Dr. Mark Surrey: “Even if you’re not able to obtain a facility fee for this, the equipment is non-disposable, relatively inexpensive, and one endoscope can be utilized in the same sitting for both a transvaginal hydrolaparoscopy and hysteroscopy, and the cost of the saline is fairly nominal. So what your talking about is the cost of a TV video monitor, a light source, a camera, and the endoscope which if you amortize it out over probably two dozen cases the average clinician would be able to afford it without any insurance reimbursement.”

Dr. Mark Perloe: “Certainly saving the time of not having to schedule cases in a hospital, perform H&P’s, and wait for your room to be ready in the OR is going to be a major time and money saving for us.”

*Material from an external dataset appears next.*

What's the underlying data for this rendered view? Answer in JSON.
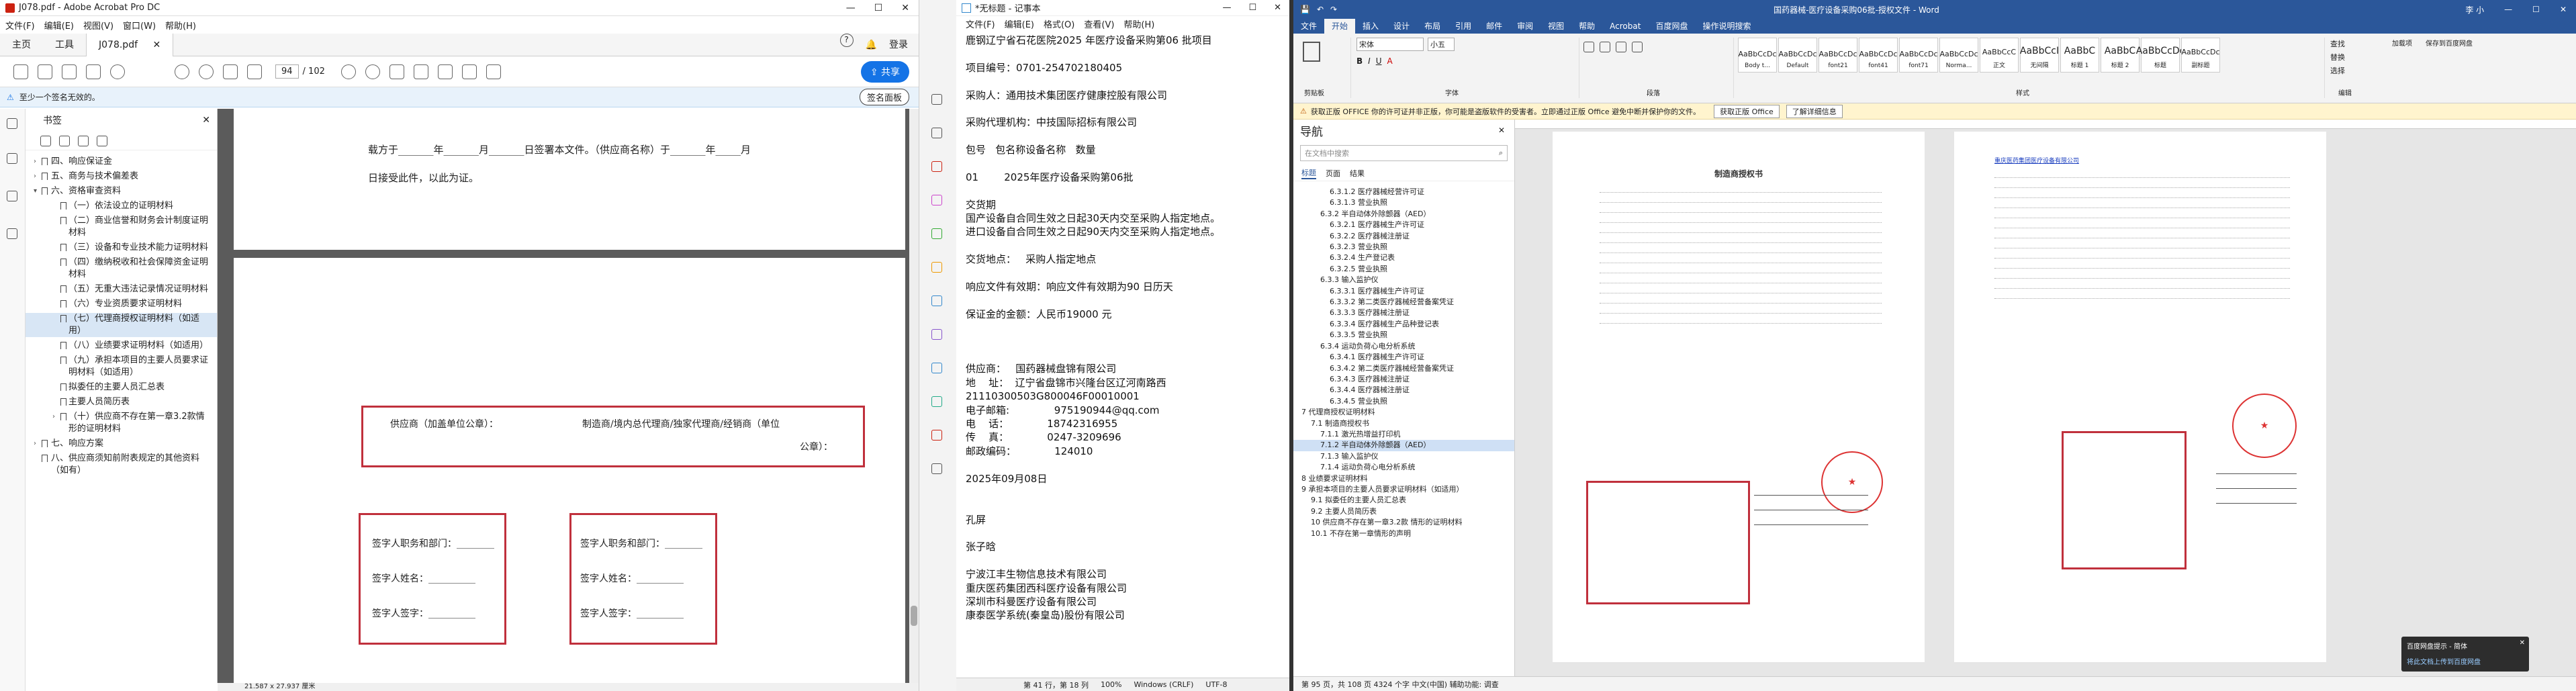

Dr. Mark Surrey: “It will, and I think technically down the line it will evolve into a larger diameter piece of equipment perhaps containing an operating channel where right now the diagnostic nature of the procedure might be expanded into some therapeutic applications.”

Dr. Mark Perloe: “We’re at the annual meeting of the American Association of Gynecologic Laparoscopy and recent press reports have brought to fore a tragic accident that involved the use of some new technology. I’m wondering if you can speak to the fact that we do have all this new technology, and it’s hard for the practicing physician to adapt this and take steps to adapt it in their practices. Could you speak to physicians how we can make sure that when the new technology is out there, we’re taking the appropriate steps to provide for the safety of our patients?”

Dr. Mark Surrey: “It’s a continual problem that in this country is monitored on a local basis, meaning your local hospital establishes criteria and standard of care from the perspective of who is allowed to do a new procedure. This includes what training an individual surgeon has before he or she can do a new procedure, and what type of proctoring he or she needs before doing a new procedure. As a medical community, I think, we simply have to recognize the fact that the operating surgeon or the attending physician is, in fact, responsible for the health and the safety of his or her patient and must use the best judgement they have in providing for this. We can only, I think, on a national level continue to do as we have intended to do at this meeting which is attempt to bring to the forefront and to physicians new equipment, new instrumentation, as well as attempt to provide venues for training and utilization of this new equipment. As to how the individual surgeon or the individual hospitals sees fit to regulate the utilization of new equipment is something that is usually regulated on a local level.”

Dr. Mark Perloe: “The media reports would have the public believe that the physician’s education is coming primarily from equipment representatives. Do you see this as the case?”

Dr. Mark Surrey: “I don’t know the details of this particular instance that has apparently brought this to one’s attention but I think, in general, that’s not the case. I think that instrument company representatives are clearly meant to be salespeople, and that’s what they should remain.”